Wine 1: 2003 Pacific Rim Dry Riesling. This didn't taste like any riesling I'd ever had before. Mixed from grapes grown in Germany and Washington, like it's name suggests, this is a dry riesling, which really lets you focus on some of the flavors that you haven't noticed beyond the sweetness. I got a strong grapefruit flavor out of the wine. I think they're heavily marketing this as a good wine for various Asian fare, so it should go well with Thai or Vietnamese or Chinese or whatever. I'm anxious to try it out in that environment. Recommended. $11.

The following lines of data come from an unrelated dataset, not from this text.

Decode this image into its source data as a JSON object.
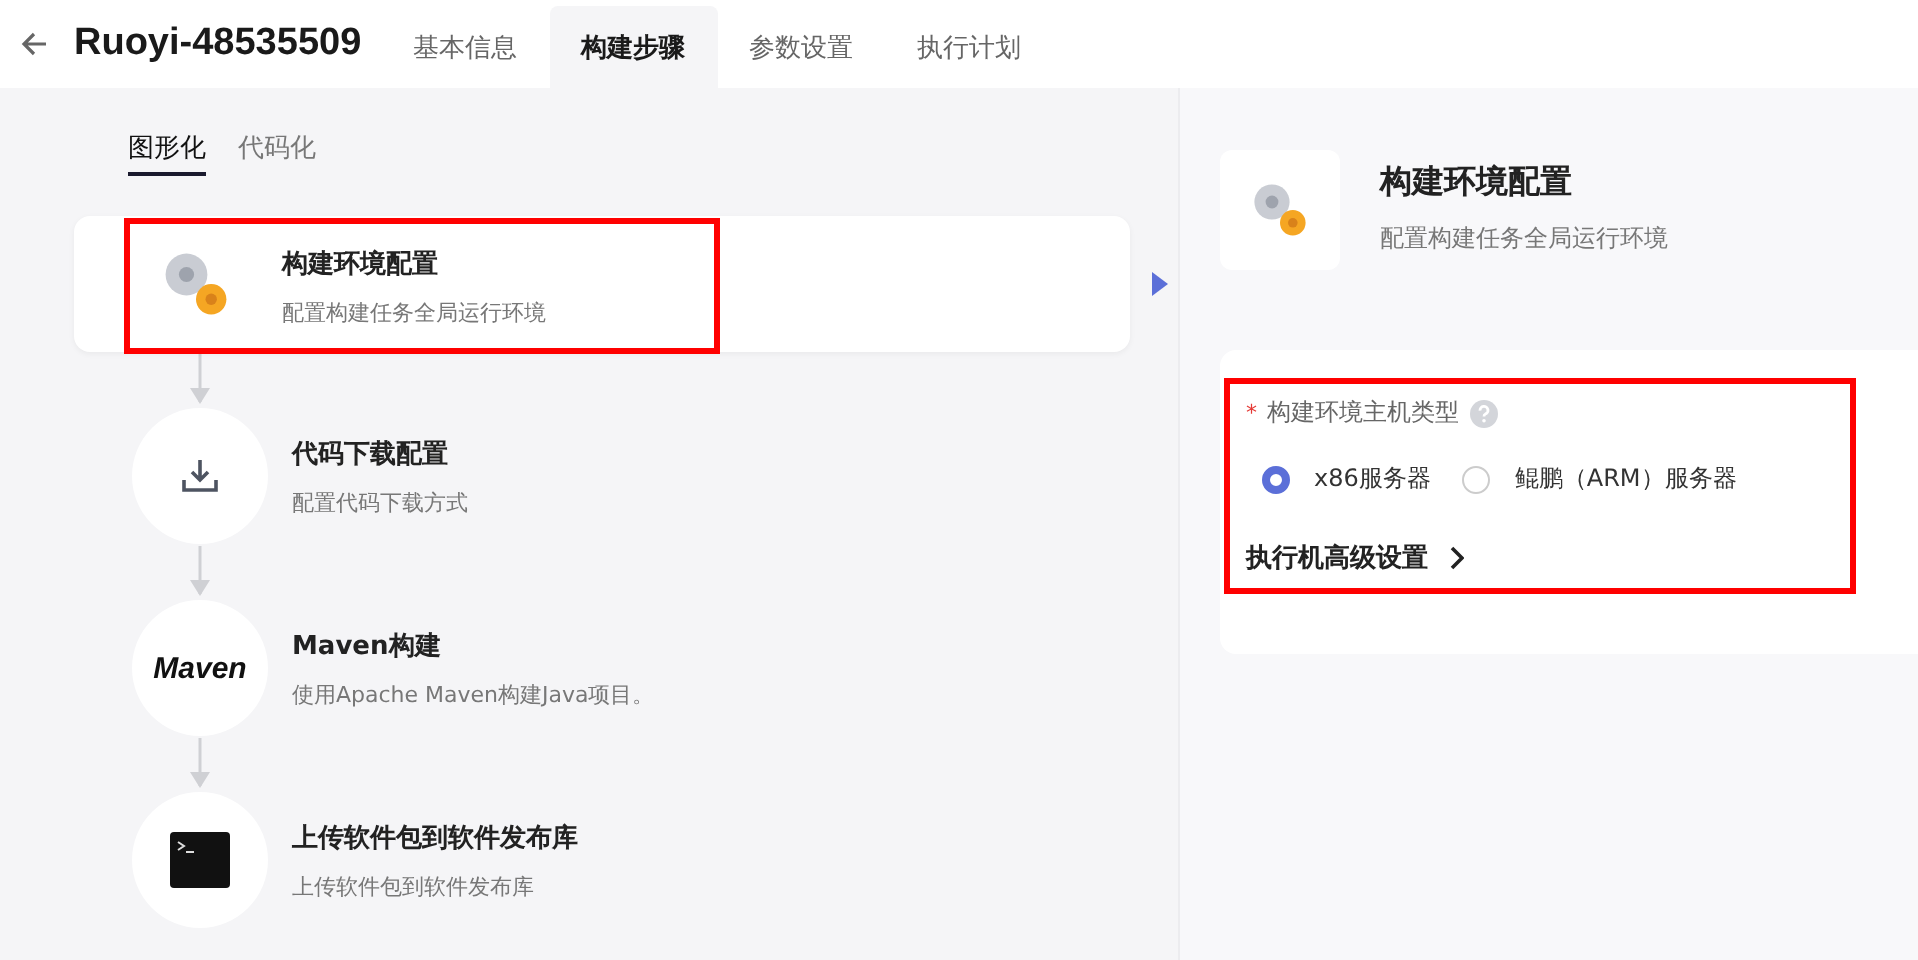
{
  "header": {
    "title": "Ruoyi-48535509",
    "tabs": [
      {
        "label": "基本信息",
        "selected": false
      },
      {
        "label": "构建步骤",
        "selected": true
      },
      {
        "label": "参数设置",
        "selected": false
      },
      {
        "label": "执行计划",
        "selected": false
      }
    ]
  },
  "view_tabs": [
    {
      "label": "图形化",
      "selected": true
    },
    {
      "label": "代码化",
      "selected": false
    }
  ],
  "steps": [
    {
      "kind": "gears",
      "title": "构建环境配置",
      "description": "配置构建任务全局运行环境",
      "selected": true,
      "highlighted": true
    },
    {
      "kind": "download",
      "title": "代码下载配置",
      "description": "配置代码下载方式",
      "selected": false,
      "highlighted": false
    },
    {
      "kind": "maven",
      "logo_text": "Maven",
      "title": "Maven构建",
      "description": "使用Apache Maven构建Java项目。",
      "selected": false,
      "highlighted": false
    },
    {
      "kind": "terminal",
      "title": "上传软件包到软件发布库",
      "description": "上传软件包到软件发布库",
      "selected": false,
      "highlighted": false
    }
  ],
  "detail": {
    "kind": "gears",
    "title": "构建环境配置",
    "description": "配置构建任务全局运行环境",
    "form": {
      "highlighted": true,
      "label": "构建环境主机类型",
      "required_mark": "*",
      "options": [
        {
          "label": "x86服务器",
          "selected": true
        },
        {
          "label": "鲲鹏（ARM）服务器",
          "selected": false
        }
      ],
      "advanced_link": "执行机高级设置"
    }
  }
}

Wine 2. 2003 Kris Pinot Grigio. An Italian wine from the Venezia region, in the upper northeast. Not bad for a pinot grigio, but I'm beginning to dread this grape. I got hints of apple, lemon, and ginger in the taste, which only served to remind me of when Mom would send me to school with apple slices soaked in lemon juice (so it wouldn't brown before lunchtime). I appreciate the trouble she went to, but I really would have been better off with a whole apple. $10.
Wine 3. Can't remember--this was the mystery wine, called Fire something or other. Red wine, made from a blend of a dozen different things. There were some decent plum and blackberry flavors, but overall not an exciting wine. $12.
Wine 4. 2003 Ca'del Solo Big House Red en Screw Cap. I've always had a great admiration for Bonny Doon, ever since I bought that bottle of Le Cigare Volant lo these many years ago. (For those who don't speak French, the name refers to a flying cigar, which refers to the description of France's first UFO sighting. The label featured a pastoral scene with a farmer looking up at a UFO in the clouds.) Anyway, this is a table red made from a lot of different grapes. Personally I thought it tasted a lot like a sangiovese, and would be suitable as a good accompaniment for any Italian food with a tomato-based sauce. $10.
Wine 5. 2003 Fairview Goats Do Roam in Villages. Man, I'd been looking for this wine for a long time--I thought that the pun on "Côtes du Rhône-Villages" was hilarious, and applauded the win of the small South African farmer over the French wine labeling authority. And the name is quite descriptive--the wines are grown on a goat farm, and they also produce goat cheese (and presumably goat meat for local consumption). The wine itself is an odd bird, and for the record, TASTES NOTHING LIKE Côtes du Rhône. There's no grenache, but there's a truckload of pinotage, a weird South African grape with a clay taste that's difficult to pin down. This is a strange and difficult wine--hot, heavily tannic, and with an abundance of hard-to-place flavors. But as God is my witness, I'm bound and determined to serve this one day with a barbecued leg of goat. $13.